Mark:   Valiant 1948
Mark:   Vanity Fair 1945
Mark:   Vendome 1944 — 1970     Photo courtesy Jo-Ann Sturko.

Mark:   Vendome with copyright, after 1955    
Mark:   H-A©Vendome     Courtesy justabunchofwildflowers

Mark:   Wafer 1935

Mark:   Whirlaway 1949
Mark:   Wood Nymph 1963
Mark:   Worn The Most From Coast to Coast 1940

Mark:   Sterling 12C    Courtesy Joe Weingarten.  Coro was issued this trademark & was required to mark items they made for sale to US Military.
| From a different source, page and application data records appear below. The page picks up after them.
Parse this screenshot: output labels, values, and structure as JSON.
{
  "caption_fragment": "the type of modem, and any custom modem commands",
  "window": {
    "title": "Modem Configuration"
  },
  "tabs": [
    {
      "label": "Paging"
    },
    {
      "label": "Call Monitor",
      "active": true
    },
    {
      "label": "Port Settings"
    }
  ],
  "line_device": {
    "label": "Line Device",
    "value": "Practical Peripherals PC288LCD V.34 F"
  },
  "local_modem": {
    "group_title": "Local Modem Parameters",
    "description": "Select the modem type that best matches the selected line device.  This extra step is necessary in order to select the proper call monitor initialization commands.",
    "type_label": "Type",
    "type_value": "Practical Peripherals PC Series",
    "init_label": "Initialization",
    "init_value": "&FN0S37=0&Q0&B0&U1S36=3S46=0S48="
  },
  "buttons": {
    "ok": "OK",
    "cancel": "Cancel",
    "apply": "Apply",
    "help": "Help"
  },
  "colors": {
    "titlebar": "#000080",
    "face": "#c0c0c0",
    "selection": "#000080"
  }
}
This was issued after 1965



PAT SEAL: research files
DOTTY STRINGFIELD: research files
BOBYE SYVERSON: research files.
A TRIBUTE TO AMERICA by Carla and Roberto Brunialti
AMERICAN COSTUME JEWELRY by Carla and Roberto Brunialti
COPPER ART JEWELRY by Burkholz and Kaplan
COSTUME JEWELRY (2nd Ed.) by Harrice Simons Miller
LUCILLE TEMPESTA: owner-publisher of the Vintage Fashion & Costume Jewelry MagazineMASTERPIECES OF COSTUME JEWELRY by Ball and Torem
MIRIAM HASKELL JEWELRY by Cathy Gordon and Sheila Pamfiloff
OLD JEWELRY by Jeanenne Bell
WARMAN’S JEWELRY 2nd Ed. by Christie Romero
WARMAN’S JEWELRY 3rd Ed. by Christie Romero


*DISCLAIMER: As in the past, we make every effort to ensure all information contained in the RCJ pages is accurate. However, errors can occur. Neither the prior owner of RCJ, CJCI or its representatives are responsible for your use of these resources.


Copyright 1997 to present — —
All Rights Reserved.
All RCJ publications and pages were created
by Dotty Stringfield with the assistance of research contributor Pat Seal

and other valued members of the costume jewelry collecting community.